→ **Work request**
All lines with the word "index" in the material below are required.

→ **Dataset**

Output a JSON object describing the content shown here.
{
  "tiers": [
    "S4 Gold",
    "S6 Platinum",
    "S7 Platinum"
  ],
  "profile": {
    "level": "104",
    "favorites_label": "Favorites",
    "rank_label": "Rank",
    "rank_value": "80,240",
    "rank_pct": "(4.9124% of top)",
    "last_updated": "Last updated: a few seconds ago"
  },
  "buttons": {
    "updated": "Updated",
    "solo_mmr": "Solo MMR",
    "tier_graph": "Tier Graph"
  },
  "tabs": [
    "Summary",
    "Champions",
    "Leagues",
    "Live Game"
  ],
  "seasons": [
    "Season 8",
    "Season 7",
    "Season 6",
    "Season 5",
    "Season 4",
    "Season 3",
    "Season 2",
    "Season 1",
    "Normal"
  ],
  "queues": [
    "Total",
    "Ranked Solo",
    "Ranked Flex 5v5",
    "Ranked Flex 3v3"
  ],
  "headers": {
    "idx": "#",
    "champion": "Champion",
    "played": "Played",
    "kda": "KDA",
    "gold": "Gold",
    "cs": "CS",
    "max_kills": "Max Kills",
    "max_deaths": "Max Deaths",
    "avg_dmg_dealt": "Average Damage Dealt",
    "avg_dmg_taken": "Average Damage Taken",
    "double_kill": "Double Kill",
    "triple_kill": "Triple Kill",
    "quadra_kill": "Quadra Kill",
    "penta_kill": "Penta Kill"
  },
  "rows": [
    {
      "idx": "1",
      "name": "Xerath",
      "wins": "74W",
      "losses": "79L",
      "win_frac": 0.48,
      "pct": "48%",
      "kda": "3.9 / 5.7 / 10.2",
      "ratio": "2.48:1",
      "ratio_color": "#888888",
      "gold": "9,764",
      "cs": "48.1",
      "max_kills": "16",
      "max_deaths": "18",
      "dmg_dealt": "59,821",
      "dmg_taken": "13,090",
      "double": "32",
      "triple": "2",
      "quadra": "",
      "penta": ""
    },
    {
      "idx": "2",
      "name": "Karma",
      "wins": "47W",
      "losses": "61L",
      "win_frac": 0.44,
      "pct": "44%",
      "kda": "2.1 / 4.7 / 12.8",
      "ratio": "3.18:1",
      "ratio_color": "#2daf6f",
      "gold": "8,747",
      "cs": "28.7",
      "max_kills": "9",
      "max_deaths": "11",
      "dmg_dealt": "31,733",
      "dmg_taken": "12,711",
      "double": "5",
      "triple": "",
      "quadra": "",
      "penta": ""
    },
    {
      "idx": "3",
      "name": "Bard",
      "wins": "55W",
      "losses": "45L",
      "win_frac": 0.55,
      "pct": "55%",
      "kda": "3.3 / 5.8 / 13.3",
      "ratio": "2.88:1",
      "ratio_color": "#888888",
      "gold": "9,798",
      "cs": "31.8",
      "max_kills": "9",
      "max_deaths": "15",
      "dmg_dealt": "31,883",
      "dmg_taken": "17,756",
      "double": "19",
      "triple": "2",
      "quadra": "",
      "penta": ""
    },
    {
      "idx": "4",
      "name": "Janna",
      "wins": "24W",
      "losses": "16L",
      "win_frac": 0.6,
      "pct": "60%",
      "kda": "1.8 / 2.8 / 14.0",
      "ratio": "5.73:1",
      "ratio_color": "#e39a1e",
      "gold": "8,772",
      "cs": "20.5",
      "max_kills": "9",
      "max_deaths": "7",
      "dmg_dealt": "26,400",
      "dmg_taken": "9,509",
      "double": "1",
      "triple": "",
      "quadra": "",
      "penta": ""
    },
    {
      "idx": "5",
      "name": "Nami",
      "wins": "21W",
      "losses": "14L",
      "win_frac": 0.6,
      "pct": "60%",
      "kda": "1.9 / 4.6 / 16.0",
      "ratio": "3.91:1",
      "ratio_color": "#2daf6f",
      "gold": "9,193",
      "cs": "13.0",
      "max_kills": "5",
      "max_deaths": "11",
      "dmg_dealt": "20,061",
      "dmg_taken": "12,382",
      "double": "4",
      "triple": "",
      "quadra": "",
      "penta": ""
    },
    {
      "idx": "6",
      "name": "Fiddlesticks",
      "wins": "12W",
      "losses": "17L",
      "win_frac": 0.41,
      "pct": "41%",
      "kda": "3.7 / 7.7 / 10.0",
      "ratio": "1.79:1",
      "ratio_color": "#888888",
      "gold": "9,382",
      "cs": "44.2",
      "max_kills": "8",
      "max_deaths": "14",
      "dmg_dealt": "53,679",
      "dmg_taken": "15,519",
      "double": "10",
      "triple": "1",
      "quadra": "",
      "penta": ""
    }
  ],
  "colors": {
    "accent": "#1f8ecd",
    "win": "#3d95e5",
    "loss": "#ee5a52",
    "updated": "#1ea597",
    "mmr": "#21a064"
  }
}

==

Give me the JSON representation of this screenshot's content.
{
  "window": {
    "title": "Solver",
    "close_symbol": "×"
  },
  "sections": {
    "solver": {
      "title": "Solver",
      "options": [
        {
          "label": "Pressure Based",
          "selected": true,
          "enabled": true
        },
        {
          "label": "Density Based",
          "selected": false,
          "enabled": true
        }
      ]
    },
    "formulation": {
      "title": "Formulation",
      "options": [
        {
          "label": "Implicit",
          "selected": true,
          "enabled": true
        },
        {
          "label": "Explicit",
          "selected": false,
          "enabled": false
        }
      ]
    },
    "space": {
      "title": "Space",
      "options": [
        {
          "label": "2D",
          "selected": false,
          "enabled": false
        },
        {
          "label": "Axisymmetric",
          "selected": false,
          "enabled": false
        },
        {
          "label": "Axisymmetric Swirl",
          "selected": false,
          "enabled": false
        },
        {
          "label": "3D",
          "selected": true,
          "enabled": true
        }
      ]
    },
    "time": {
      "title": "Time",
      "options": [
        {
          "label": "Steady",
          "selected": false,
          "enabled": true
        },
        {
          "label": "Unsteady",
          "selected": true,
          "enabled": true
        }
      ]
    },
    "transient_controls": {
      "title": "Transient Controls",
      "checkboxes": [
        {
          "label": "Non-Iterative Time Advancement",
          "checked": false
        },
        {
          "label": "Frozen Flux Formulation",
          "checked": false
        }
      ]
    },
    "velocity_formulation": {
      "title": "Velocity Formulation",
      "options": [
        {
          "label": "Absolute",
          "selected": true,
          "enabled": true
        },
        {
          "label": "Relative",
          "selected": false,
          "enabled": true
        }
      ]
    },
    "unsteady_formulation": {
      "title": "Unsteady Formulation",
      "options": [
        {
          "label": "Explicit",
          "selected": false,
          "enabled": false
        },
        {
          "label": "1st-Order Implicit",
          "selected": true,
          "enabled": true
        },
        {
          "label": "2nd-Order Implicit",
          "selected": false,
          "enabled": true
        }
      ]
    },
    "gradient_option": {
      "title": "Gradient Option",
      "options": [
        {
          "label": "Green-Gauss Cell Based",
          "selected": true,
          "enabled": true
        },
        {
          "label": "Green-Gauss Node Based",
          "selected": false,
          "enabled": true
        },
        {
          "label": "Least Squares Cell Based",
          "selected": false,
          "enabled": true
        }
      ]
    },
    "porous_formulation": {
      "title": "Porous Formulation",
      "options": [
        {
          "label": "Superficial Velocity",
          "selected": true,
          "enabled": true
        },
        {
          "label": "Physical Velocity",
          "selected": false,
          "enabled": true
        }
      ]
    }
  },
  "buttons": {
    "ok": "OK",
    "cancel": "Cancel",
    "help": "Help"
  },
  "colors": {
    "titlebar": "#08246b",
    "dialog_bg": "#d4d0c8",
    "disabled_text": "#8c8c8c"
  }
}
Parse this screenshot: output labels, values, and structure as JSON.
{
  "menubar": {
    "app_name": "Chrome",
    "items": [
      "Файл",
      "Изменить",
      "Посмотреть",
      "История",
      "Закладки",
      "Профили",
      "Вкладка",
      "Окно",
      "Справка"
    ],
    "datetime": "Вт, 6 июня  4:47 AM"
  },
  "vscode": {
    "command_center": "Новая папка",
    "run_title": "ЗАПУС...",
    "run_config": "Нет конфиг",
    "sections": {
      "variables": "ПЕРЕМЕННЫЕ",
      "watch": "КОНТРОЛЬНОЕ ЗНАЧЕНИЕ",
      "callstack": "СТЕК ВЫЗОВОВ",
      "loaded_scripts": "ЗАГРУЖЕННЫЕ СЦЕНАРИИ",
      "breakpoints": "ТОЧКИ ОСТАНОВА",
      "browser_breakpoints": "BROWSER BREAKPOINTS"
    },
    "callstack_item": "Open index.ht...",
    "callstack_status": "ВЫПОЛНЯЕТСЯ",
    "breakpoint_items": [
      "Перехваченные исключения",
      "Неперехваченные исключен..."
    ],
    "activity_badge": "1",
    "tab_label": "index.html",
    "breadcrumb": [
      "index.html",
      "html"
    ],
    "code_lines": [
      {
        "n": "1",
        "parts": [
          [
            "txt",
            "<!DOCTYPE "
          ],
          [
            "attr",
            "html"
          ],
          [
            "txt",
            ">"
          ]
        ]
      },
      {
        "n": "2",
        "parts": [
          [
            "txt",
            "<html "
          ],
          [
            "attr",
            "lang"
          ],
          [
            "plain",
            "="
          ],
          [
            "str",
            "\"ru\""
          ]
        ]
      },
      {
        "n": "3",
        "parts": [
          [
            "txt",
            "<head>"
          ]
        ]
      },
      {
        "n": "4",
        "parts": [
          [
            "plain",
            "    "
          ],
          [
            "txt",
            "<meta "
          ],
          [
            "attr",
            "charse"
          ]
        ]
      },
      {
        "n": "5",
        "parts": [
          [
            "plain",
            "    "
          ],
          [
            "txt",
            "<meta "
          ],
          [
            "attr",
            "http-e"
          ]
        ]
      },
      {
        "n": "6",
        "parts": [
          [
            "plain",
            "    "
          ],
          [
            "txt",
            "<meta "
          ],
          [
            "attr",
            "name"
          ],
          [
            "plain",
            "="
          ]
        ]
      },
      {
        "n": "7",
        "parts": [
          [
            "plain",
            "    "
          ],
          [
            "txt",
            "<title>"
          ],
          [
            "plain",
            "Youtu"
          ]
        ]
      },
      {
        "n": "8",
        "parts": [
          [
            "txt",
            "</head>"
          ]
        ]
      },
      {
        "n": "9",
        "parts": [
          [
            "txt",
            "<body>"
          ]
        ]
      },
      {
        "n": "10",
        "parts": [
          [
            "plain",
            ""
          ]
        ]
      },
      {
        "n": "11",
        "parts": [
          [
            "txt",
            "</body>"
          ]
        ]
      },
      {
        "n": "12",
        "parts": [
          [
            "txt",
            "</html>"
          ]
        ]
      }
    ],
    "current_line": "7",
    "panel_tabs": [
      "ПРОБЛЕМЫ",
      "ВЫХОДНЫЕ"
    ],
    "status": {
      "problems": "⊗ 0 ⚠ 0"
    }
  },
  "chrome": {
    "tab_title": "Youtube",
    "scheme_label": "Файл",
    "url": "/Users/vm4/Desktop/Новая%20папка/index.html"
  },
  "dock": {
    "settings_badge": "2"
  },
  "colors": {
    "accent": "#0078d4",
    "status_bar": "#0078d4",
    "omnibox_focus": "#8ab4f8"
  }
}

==

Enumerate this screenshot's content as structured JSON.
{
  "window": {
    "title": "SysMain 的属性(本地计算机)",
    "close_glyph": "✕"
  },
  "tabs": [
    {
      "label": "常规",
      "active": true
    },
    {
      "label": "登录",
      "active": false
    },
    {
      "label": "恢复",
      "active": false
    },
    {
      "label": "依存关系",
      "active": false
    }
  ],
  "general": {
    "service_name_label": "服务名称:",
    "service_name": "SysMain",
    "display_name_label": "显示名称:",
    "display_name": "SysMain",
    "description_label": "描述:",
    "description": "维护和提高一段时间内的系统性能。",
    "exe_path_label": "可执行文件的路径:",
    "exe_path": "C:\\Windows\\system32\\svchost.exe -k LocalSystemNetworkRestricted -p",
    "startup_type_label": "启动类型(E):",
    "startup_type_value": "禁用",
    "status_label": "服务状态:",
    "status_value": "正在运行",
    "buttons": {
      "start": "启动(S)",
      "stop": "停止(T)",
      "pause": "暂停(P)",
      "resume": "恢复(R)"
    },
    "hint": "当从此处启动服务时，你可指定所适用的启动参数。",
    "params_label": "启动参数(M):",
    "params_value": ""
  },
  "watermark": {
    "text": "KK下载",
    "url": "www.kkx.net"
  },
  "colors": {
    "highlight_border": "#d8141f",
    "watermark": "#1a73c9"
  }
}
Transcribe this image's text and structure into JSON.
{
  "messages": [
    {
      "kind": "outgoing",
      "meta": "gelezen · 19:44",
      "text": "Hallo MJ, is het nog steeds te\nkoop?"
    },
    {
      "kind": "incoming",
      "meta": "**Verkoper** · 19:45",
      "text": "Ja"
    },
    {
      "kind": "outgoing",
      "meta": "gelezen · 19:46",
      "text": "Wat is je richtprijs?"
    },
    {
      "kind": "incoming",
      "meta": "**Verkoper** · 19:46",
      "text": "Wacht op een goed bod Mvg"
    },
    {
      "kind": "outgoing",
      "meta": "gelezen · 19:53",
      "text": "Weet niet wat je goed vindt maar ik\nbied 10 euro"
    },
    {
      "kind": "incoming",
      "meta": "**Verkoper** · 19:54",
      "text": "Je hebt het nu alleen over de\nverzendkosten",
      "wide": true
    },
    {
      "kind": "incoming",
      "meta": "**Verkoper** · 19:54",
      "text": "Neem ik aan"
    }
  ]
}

→ **Answer section**
    "callstack_item": "Open index.ht...",
    "tab_label": "index.html",
      "index.html",
    "url": "/Users/vm4/Desktop/Новая%20папка/index.html"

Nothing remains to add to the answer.